He currently heads a foreign-funded campaigning and advocacy group aimed at spreading democracy in North Korea. Estimates of the current prison population range between 100,000 and 200,000.
One human-rights activist said that based on his interviews, would-be defectors now account for about 5 percent of the total inmate population. He did not give his name because the estimate was based on his own research and is not the official data of his organization.
Insung Kim cites a “five-fold rise” in the number of detained defectors over the past 10 years.
“When people get caught, a car comes to their house in the middle of the night and takes them away,” said a recent defector, a 17-year-old who asked his name not to be used out of fear relatives in the North might be targeted. “And they don’t come back.”

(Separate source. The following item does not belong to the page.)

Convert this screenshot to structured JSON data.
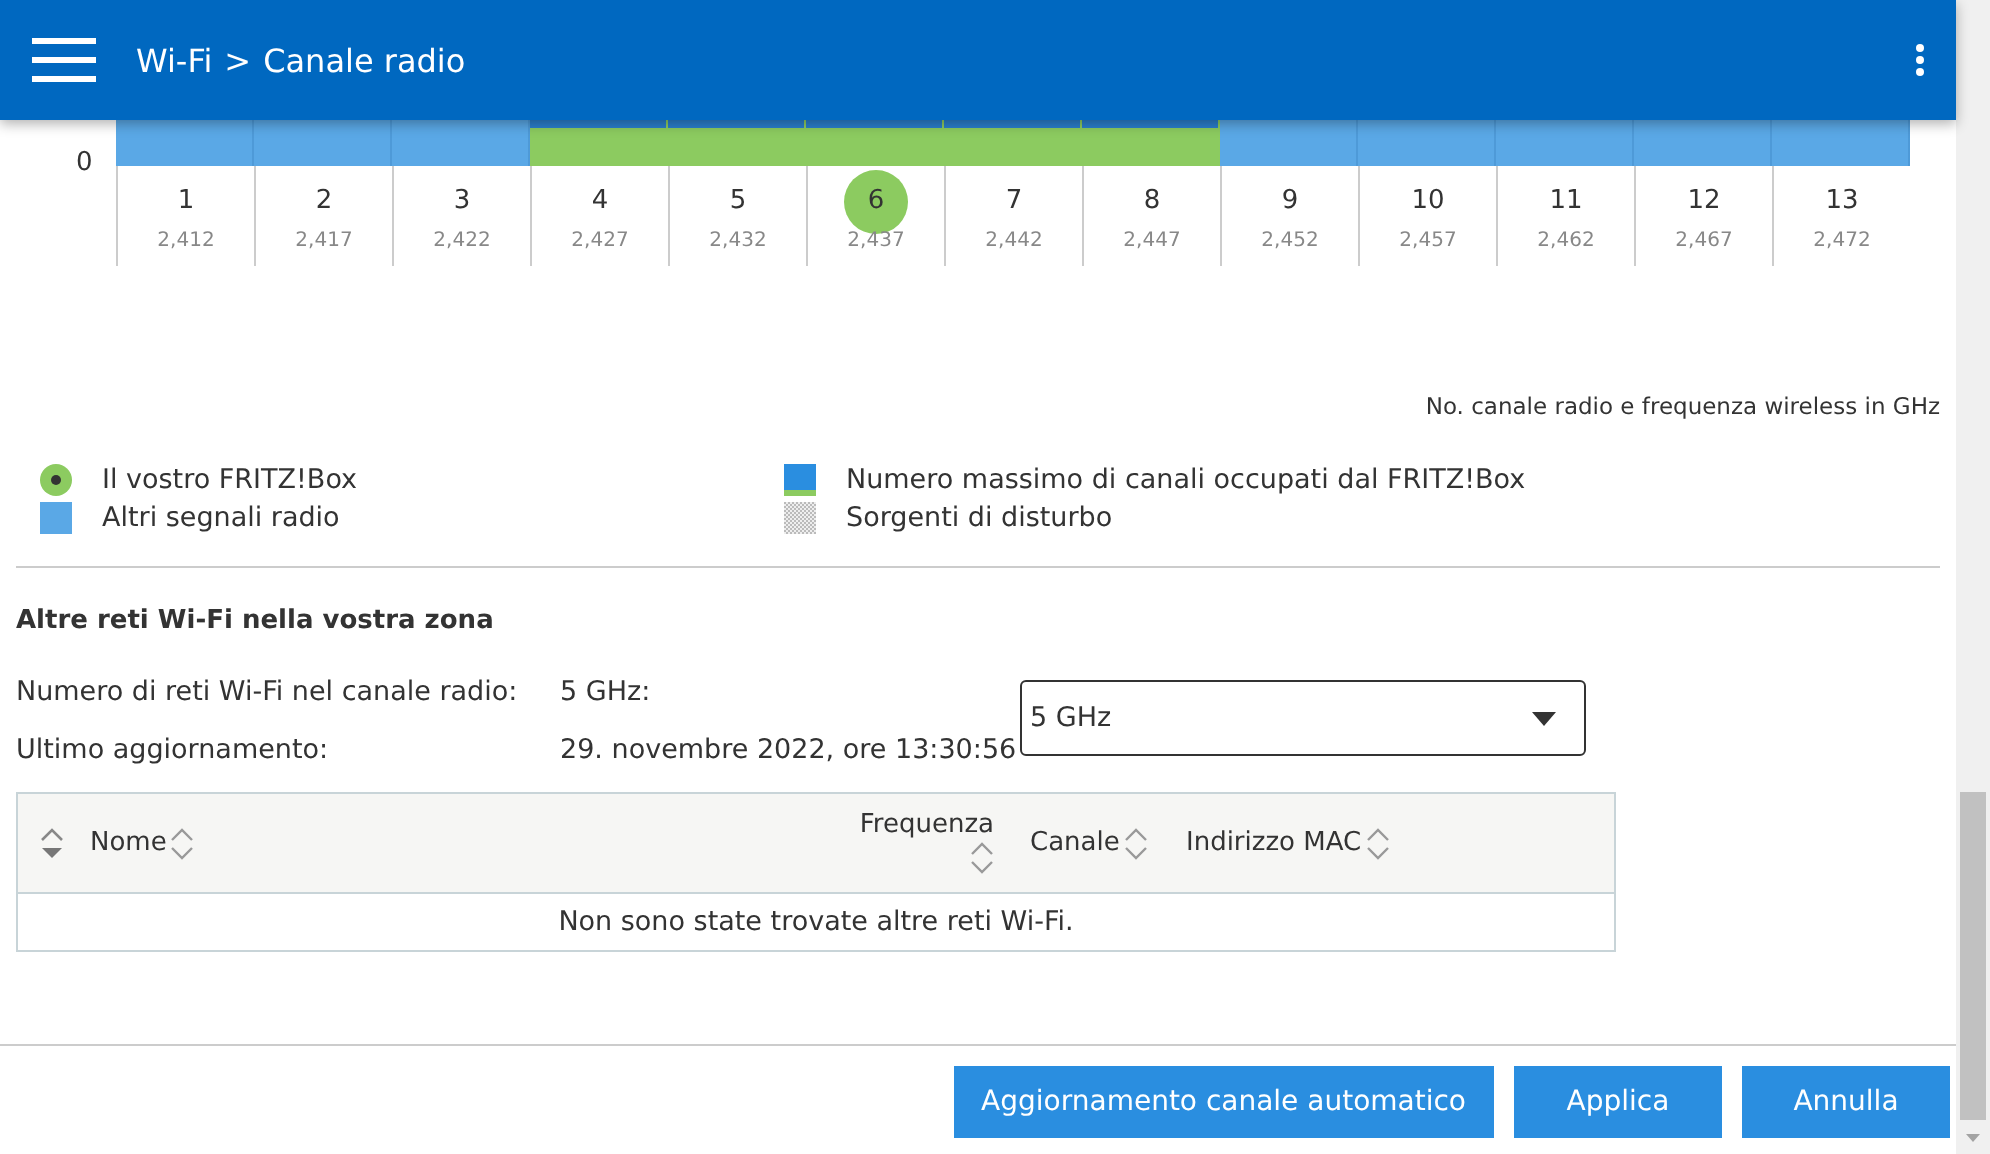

The boy, also a student at the defector school in South Korea, worked as a street lookout for his father, who organized the smuggling of money and people across the Chinese border. He fled with his family last year after word got out about the nature of the family business.
“The monitoring has got more intense, there are more patrols,” he said of security along the border.
Figures provided by the South Korean government appear to support numerous accounts by smugglers, defectors and people living along the border that security has been tightened. In 2009, 2,929 defectors made it to South Korea. Last year, 1,509 did, the lowest number since 2005.
The government said there had been no sign of positive change in human rights inside North Korea since Kim Jong-un came to power.
“From defector accounts, it appears prison camps are still being operated, and control on society, including the flow of information, is toughening,” it said in a statement.
Despite ever more detailed and consistent testimony by defectors and sharper satellite images of the prison camps, there is still little the international community can do to press for change inside a country that has consistently shown no willingness to engage on human rights issues. The government refuses to allow outsiders access to detention facilities to check conditions, and denies the existence of political prison camps altogether.